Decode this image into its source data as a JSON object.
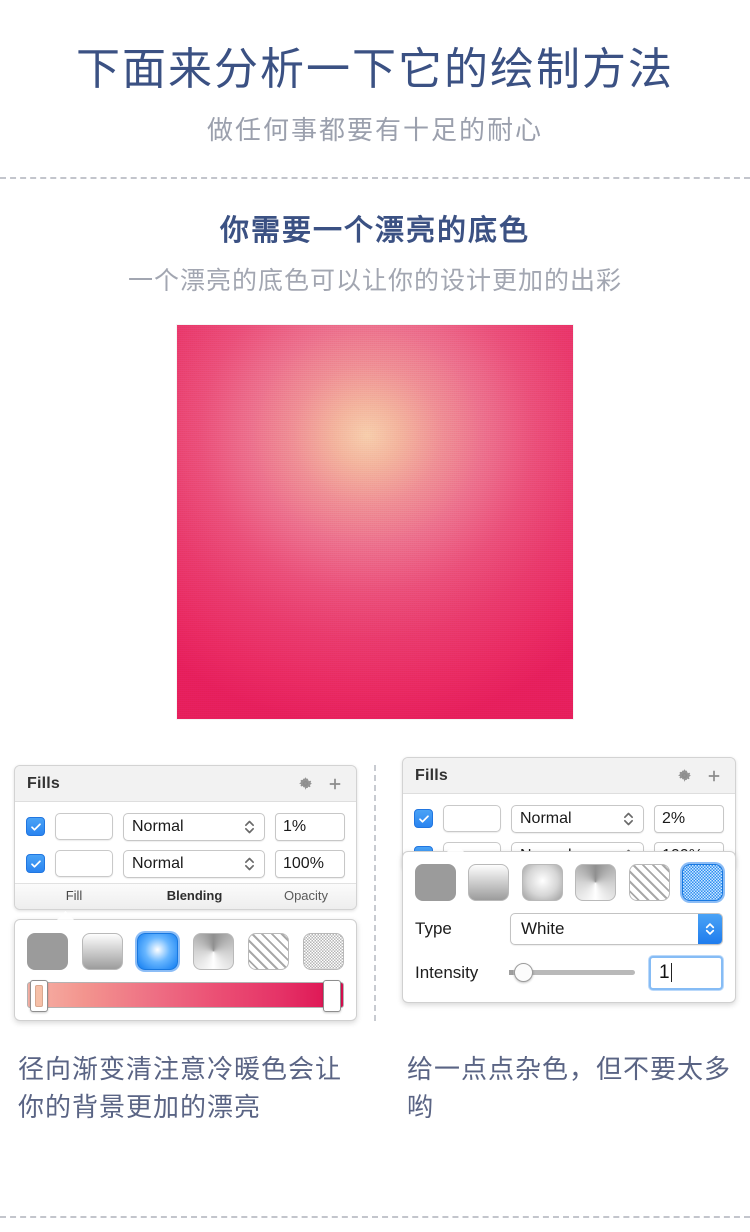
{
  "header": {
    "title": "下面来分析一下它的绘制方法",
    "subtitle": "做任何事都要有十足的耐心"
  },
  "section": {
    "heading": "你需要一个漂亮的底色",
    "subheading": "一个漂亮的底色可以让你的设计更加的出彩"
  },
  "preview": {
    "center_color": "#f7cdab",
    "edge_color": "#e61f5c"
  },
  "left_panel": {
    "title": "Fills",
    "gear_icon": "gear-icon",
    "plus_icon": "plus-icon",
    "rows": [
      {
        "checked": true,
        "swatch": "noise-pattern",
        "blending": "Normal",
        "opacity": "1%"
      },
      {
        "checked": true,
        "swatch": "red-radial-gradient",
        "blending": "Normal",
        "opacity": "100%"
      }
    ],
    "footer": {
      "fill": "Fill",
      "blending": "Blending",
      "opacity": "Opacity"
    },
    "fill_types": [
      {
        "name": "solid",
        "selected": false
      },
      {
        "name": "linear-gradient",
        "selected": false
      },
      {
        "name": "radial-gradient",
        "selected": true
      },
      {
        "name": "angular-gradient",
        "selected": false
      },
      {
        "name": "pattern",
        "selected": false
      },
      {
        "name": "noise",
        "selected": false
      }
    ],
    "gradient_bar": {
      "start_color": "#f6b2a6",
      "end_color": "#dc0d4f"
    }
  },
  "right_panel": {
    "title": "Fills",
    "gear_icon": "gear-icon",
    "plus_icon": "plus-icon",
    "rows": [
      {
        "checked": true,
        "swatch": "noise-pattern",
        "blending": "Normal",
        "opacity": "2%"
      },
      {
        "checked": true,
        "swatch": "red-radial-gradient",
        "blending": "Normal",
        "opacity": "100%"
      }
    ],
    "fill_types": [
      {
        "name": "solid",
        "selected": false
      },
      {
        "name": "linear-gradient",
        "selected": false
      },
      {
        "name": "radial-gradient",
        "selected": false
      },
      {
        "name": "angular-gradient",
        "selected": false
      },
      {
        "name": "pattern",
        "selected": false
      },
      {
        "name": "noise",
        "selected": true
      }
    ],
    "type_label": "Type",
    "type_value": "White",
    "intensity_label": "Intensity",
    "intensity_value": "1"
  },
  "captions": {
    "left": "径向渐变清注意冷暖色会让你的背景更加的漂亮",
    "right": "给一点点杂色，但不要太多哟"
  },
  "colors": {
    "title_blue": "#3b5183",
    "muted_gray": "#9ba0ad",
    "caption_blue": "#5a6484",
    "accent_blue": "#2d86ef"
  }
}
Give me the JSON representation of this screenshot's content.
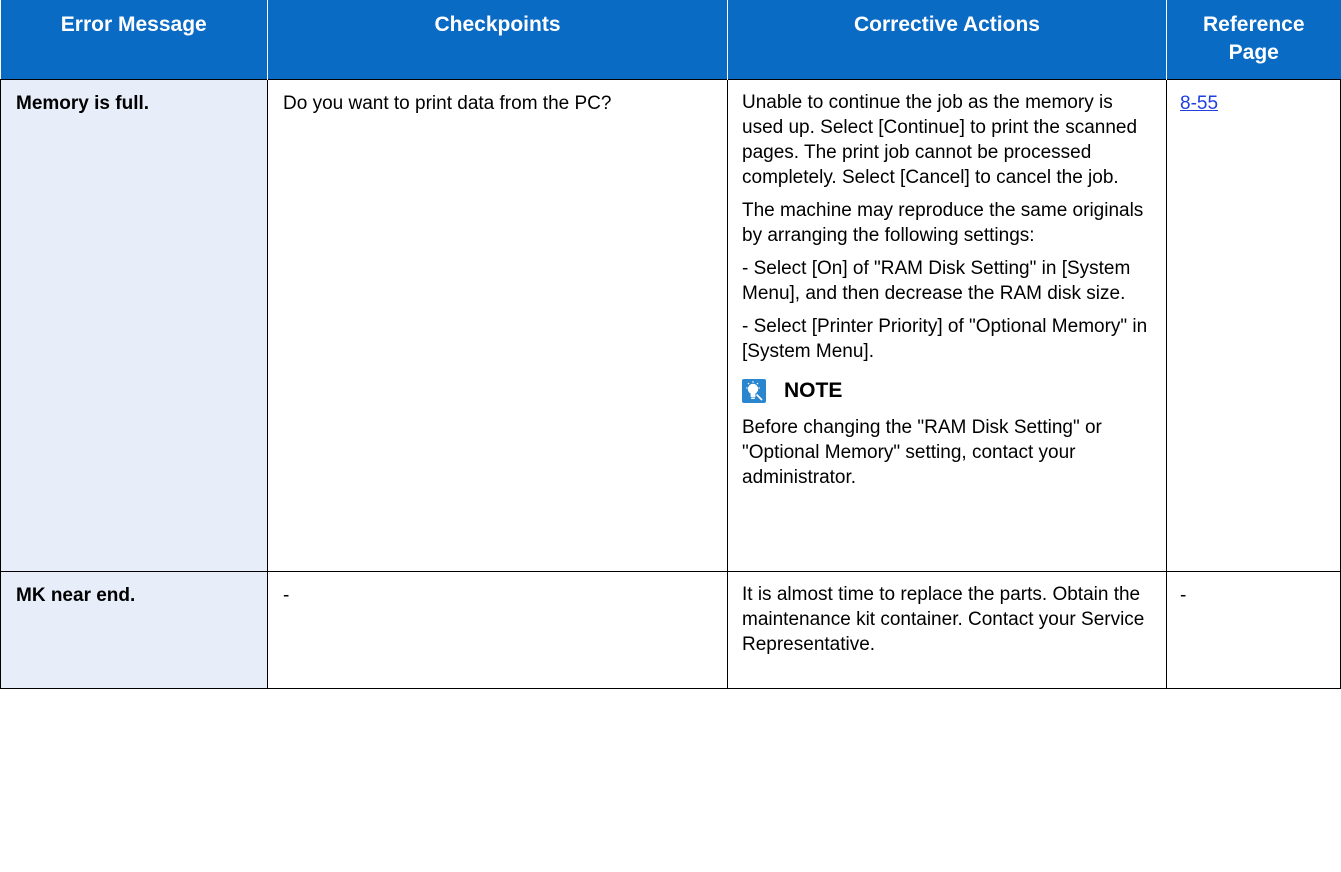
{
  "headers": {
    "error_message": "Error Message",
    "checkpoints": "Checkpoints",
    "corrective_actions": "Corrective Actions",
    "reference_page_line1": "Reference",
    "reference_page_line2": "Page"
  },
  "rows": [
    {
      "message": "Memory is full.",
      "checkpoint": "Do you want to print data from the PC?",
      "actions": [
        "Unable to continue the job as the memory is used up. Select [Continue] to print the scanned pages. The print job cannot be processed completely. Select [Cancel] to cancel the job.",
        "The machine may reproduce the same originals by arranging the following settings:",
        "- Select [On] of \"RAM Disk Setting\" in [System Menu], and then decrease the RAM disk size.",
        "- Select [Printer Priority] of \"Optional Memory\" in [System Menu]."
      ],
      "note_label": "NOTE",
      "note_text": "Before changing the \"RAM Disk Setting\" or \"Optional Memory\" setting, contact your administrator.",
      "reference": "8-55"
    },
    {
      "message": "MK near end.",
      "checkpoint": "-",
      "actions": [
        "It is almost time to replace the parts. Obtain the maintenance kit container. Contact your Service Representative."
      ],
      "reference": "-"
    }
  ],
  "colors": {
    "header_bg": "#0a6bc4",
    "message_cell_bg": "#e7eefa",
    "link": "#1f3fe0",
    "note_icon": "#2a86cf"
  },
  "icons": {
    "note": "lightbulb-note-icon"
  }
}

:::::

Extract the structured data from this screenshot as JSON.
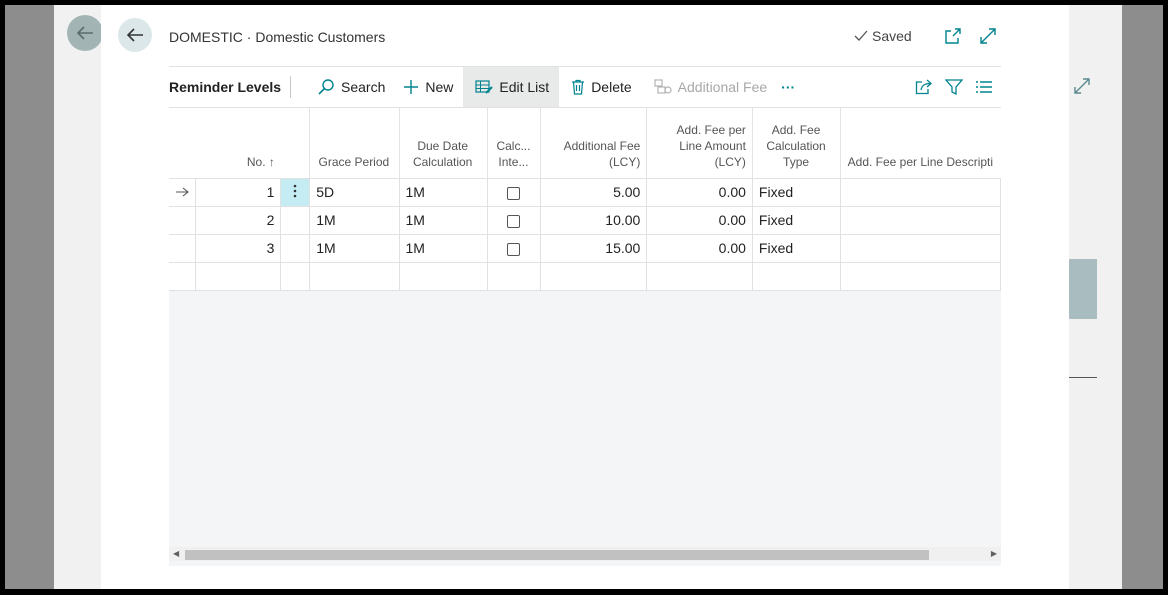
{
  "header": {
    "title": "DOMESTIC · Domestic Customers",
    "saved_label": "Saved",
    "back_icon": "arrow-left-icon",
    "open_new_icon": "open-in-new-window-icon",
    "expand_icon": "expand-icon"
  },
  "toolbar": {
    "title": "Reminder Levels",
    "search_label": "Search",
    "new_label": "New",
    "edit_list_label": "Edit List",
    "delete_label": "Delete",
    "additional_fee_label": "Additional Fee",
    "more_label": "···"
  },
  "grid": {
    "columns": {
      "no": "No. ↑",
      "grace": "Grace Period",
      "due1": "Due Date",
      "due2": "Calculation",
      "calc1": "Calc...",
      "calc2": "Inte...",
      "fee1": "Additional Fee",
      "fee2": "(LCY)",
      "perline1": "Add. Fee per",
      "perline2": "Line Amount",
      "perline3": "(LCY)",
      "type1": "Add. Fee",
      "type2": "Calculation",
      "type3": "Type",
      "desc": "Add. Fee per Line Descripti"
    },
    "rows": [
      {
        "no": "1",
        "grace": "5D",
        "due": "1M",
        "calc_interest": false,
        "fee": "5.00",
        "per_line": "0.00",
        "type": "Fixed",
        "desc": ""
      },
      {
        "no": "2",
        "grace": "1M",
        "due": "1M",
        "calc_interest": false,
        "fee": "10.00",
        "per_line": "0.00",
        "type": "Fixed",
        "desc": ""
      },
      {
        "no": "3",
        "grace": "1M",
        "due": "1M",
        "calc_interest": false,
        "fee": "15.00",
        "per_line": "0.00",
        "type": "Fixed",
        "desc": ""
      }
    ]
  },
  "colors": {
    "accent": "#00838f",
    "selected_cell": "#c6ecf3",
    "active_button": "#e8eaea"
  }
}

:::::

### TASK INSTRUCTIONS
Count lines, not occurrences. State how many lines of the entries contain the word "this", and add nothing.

### RESPONSE BELOW
3